Workshop announcement

Beyond single-agent decision theory

The current decision-theoretic foundations of statistics and machine learning are insufficient for addressing some of the key challenges facing science and society today. First, there are pressing concerns about the social impact of artificial intelligence and machine learning, regarding issues such as fairness, inequality, and value alignment. Single-agent decision theory is insufficient for conceptualizing the underlying conflicts of interest between different agents, or the value alignment issues resulting from divergent objectives.
Second, there is a perceived replication crisis of empirical research, which might be due to p-hacking or publication bias. This crisis has motivated proposed solutions such as pre-registration of statistical analyses and reforms of the publication system. Single-agent statistical decision theory again cannot make sense of these problems and solutions, as it does not allow for conflicts of interest between different parties, private information, or dynamic inconsistency.

Workshop format

The goal of this workshop is to provide a venue for extended in-depth interaction, and the development of research agendas, formulating “big open questions,” with collaboration across disciplinary boundaries, to further the foundations of statistics and machine learning. This workshop will involve speakers from econometrics and economic theory, computer science, and philosophy. The workshop will start with a series of tutorial lectures. The goal of these lectures is to bring all participants on the same page, especially with regards to the relevant state of research in other disciplines. These will be followed by talks on frontier work. In these talks, the speakers will give an overview of their own work, and other related frontier work. The workshop will conclude with an open-ended panel discussion on big open questions.

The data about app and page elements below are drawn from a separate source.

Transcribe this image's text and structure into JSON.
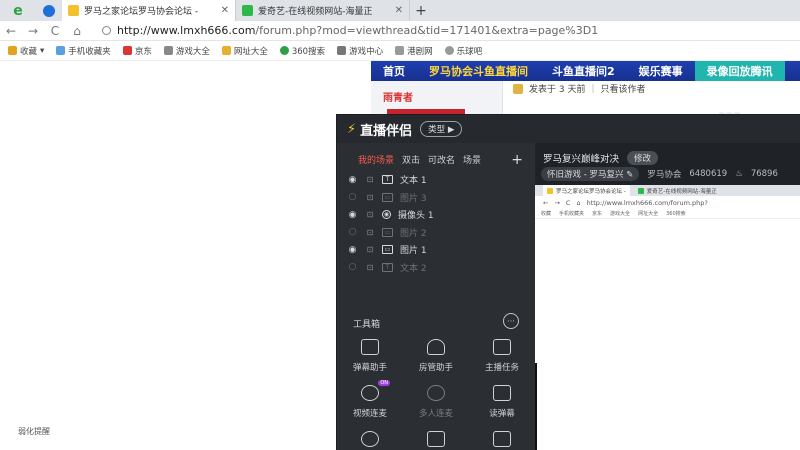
{
  "browser": {
    "tabs": [
      {
        "title": "罗马之家论坛罗马协会论坛 - ",
        "favicon_color": "#f2c12e",
        "active": true
      },
      {
        "title": "爱奇艺-在线视频网站-海量正",
        "favicon_color": "#2eb84a",
        "active": false
      }
    ],
    "new_tab": "+",
    "nav": {
      "back": "←",
      "forward": "→",
      "reload": "C",
      "home": "⌂"
    },
    "url_host": "http://www.lmxh666.com",
    "url_rest": "/forum.php?mod=viewthread&tid=171401&extra=page%3D1",
    "bookmarks": [
      {
        "label": "收藏",
        "icon": "star-icon",
        "color": "#e3a31c"
      },
      {
        "label": "手机收藏夹",
        "icon": "phone-icon",
        "color": "#5aa0e0"
      },
      {
        "label": "京东",
        "icon": "jd-icon",
        "color": "#d33"
      },
      {
        "label": "游戏大全",
        "icon": "game-icon",
        "color": "#888"
      },
      {
        "label": "网址大全",
        "icon": "web-icon",
        "color": "#e3b12e"
      },
      {
        "label": "360搜索",
        "icon": "search360-icon",
        "color": "#2ea043"
      },
      {
        "label": "游戏中心",
        "icon": "gamecenter-icon",
        "color": "#777"
      },
      {
        "label": "港剧网",
        "icon": "tv-icon",
        "color": "#999"
      },
      {
        "label": "乐球吧",
        "icon": "ball-icon",
        "color": "#999"
      }
    ]
  },
  "forum": {
    "nav_items": [
      {
        "label": "首页",
        "style": "plain"
      },
      {
        "label": "罗马协会斗鱼直播间",
        "style": "yellow"
      },
      {
        "label": "斗鱼直播间2",
        "style": "plain"
      },
      {
        "label": "娱乐赛事",
        "style": "plain"
      },
      {
        "label": "录像回放腾讯",
        "style": "teal"
      }
    ],
    "author_name": "雨青者",
    "posted": "发表于 3 天前",
    "only_author": "只看该作者",
    "left_text": "弱化提醒"
  },
  "app": {
    "logo": "直播伴侣",
    "mode_pill": "类型 ▶",
    "scene_tabs": [
      {
        "label": "我的场景",
        "active": true
      },
      {
        "label": "双击",
        "active": false
      },
      {
        "label": "可改名",
        "active": false
      },
      {
        "label": "场景",
        "active": false
      }
    ],
    "add_scene": "+",
    "sources": [
      {
        "label": "文本 1",
        "kind": "T",
        "visible": true
      },
      {
        "label": "图片 3",
        "kind": "▭",
        "visible": false
      },
      {
        "label": "摄像头 1",
        "kind": "◉",
        "visible": true
      },
      {
        "label": "图片 2",
        "kind": "▭",
        "visible": false
      },
      {
        "label": "图片 1",
        "kind": "▭",
        "visible": true
      },
      {
        "label": "文本 2",
        "kind": "T",
        "visible": false
      }
    ],
    "toolbox_title": "工具箱",
    "toolbox_more": "···",
    "tools": [
      {
        "label": "弹幕助手",
        "dim": false,
        "badge": ""
      },
      {
        "label": "房管助手",
        "dim": false,
        "badge": ""
      },
      {
        "label": "主播任务",
        "dim": false,
        "badge": ""
      },
      {
        "label": "视频连麦",
        "dim": false,
        "badge": "ON"
      },
      {
        "label": "多人连麦",
        "dim": true,
        "badge": ""
      },
      {
        "label": "读弹幕",
        "dim": false,
        "badge": ""
      },
      {
        "label": "",
        "dim": false,
        "badge": ""
      },
      {
        "label": "",
        "dim": false,
        "badge": ""
      },
      {
        "label": "",
        "dim": false,
        "badge": ""
      }
    ],
    "stream_title": "罗马复兴巅峰对决",
    "edit_label": "修改",
    "category": "怀旧游戏 - 罗马复兴",
    "channel": "罗马协会",
    "room_id": "6480619",
    "viewers": "76896",
    "preview": {
      "tab1": "罗马之家论坛罗马协会论坛 -",
      "tab2": "爱奇艺-在线视频网站-海量正",
      "url": "http://www.lmxh666.com/forum.php?",
      "bookmarks": [
        "收藏",
        "手机收藏夹",
        "京东",
        "游戏大全",
        "网址大全",
        "360搜索"
      ]
    }
  }
}
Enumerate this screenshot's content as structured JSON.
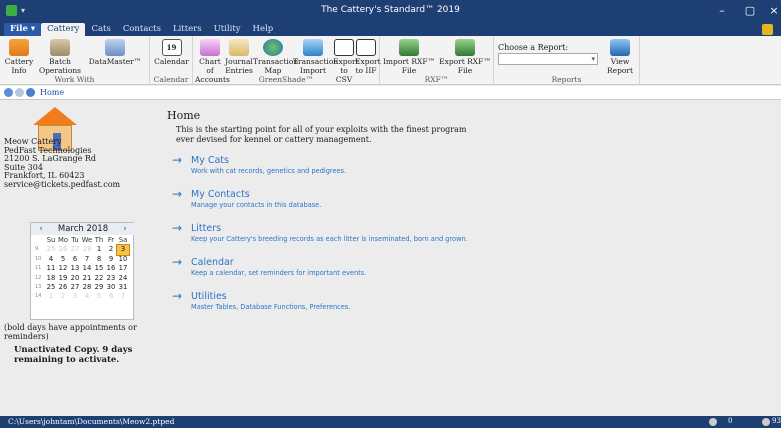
{
  "window": {
    "title": "The Cattery's Standard™ 2019",
    "minimize": "–",
    "maximize": "▢",
    "close": "×"
  },
  "menubar": {
    "file": "File ▾",
    "items": [
      "Cattery",
      "Cats",
      "Contacts",
      "Litters",
      "Utility",
      "Help"
    ]
  },
  "ribbon": {
    "work_with": {
      "label": "Work With",
      "buttons": [
        "Cattery Info",
        "Batch Operations",
        "DataMaster™"
      ]
    },
    "calendar": {
      "label": "Calendar",
      "button": "Calendar",
      "icon_text": "19"
    },
    "greenshade": {
      "label": "GreenShade™",
      "buttons": [
        "Chart of Accounts",
        "Journal Entries",
        "Transaction Map",
        "Transaction Import",
        "Export to CSV",
        "Export to IIF"
      ]
    },
    "rxf": {
      "label": "RXF™",
      "buttons": [
        "Import RXF™ File",
        "Export RXF™ File"
      ]
    },
    "reports": {
      "label": "Reports",
      "choose": "Choose a Report:",
      "view": "View Report"
    }
  },
  "navbar": {
    "crumb": "Home"
  },
  "left": {
    "address": [
      "Meow Cattery",
      "PedFast Technologies",
      "21200 S. LaGrange Rd",
      "Suite 304",
      "Frankfort, IL 60423",
      "service@tickets.pedfast.com"
    ],
    "calendar": {
      "prev": "‹",
      "next": "›",
      "month": "March 2018",
      "dow": [
        "Su",
        "Mo",
        "Tu",
        "We",
        "Th",
        "Fr",
        "Sa"
      ],
      "weeks": [
        {
          "wk": "9",
          "days": [
            "25",
            "26",
            "27",
            "28",
            "1",
            "2",
            "3"
          ]
        },
        {
          "wk": "10",
          "days": [
            "4",
            "5",
            "6",
            "7",
            "8",
            "9",
            "10"
          ]
        },
        {
          "wk": "11",
          "days": [
            "11",
            "12",
            "13",
            "14",
            "15",
            "16",
            "17"
          ]
        },
        {
          "wk": "12",
          "days": [
            "18",
            "19",
            "20",
            "21",
            "22",
            "23",
            "24"
          ]
        },
        {
          "wk": "13",
          "days": [
            "25",
            "26",
            "27",
            "28",
            "29",
            "30",
            "31"
          ]
        },
        {
          "wk": "14",
          "days": [
            "1",
            "2",
            "3",
            "4",
            "5",
            "6",
            "7"
          ]
        }
      ],
      "today": "3"
    },
    "bold_note": "(bold days have appointments or reminders)",
    "unactivated": "Unactivated Copy. 9 days remaining to activate."
  },
  "main": {
    "heading": "Home",
    "intro": "This is the starting point for all of your exploits with the finest program ever devised for kennel or cattery management.",
    "links": [
      {
        "title": "My Cats",
        "desc": "Work with cat records, genetics and pedigrees."
      },
      {
        "title": "My Contacts",
        "desc": "Manage your contacts in this database."
      },
      {
        "title": "Litters",
        "desc": "Keep your Cattery's breeding records as each litter is inseminated, born and grown."
      },
      {
        "title": "Calendar",
        "desc": "Keep a calendar, set reminders for important events."
      },
      {
        "title": "Utilities",
        "desc": "Master Tables, Database Functions, Preferences."
      }
    ]
  },
  "status": {
    "path": "C:\\Users\\johntam\\Documents\\Meow2.ptped",
    "item2": "0",
    "item4": "93"
  }
}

Confirmed speakers

  • Isaiah Andrews (Econometrics) Website
  • Celestine Mendler-Dünner (Computer Science) Website
  • Nika Haghtalab (Computer Science) Website
  • Lily Hu (Philosophy) Website
  • Carina Prunkl (Philosophy) Website
  • Jann Spiess (Econometrics) Website
  • Ana-Andreea Stoica (Computer Science) Website


Tutorial lectures

Monday, May 22

11:45 Maximilian Kasy
Opening remarks
Slides, Recording

12:00 Carina Prunkl
Algorithms and social epistemology
Slides, Recording

14:15 Celestine Mendler-Dünner
Performative Prediction
Slides, Recording

16:00 Jann Spiess
Econometrics with Misaligned Preferences
Slides, Recording

Tuesday, May 23

11:30 Lily Hu
Causal Inference and the Problem of Variable Choice
Slides, Recording

14:15 Isaiah Andrews
Correcting for Selective Publication and Attention
Slides, Recording

16:00 Ana-Andreea Stoica
Diagnosing Algorithmic Inequality in Social Networks
Slides, Recording

Wednesday, May 24

11:30 Nika Haghtalab
Foundations of learning and incentives
Slides, Recording

13:45 Guided tour of Oxford for speakers

Frontier talks

Wednesday, May 24

16:00 Ana-Andreea Stoica
Interventions for mitigating Algorithmic Inequality in Social Networks

Thursday, May 25

11:30 Jann Spiess
Explanations with a purpose: regulating black-box algorithmic decisions
Slides, Recording

14:15 Carina Prunkl
Noise - a flaw in algorithmic judgment?

16:00 Celestine Mendler-Dünner
Algorithmic Collective Action in ML
Slides, Recording

Friday, May 26

11:30 Nika Haghtalab
Multi-objective learning: A unifying perspective on collaboration, fairness, and robustness
Slides, Recording

14:15 Isaiah Andrews
A Model of Scientific Communication
Slides, Recording

16:00 Lily Hu
Do Causal Diagrams Assume a Can Opener?
Slides, Recording

Saturday, May 27

10:00 Group discussion
Speakers only. Radcliffe Humanities building.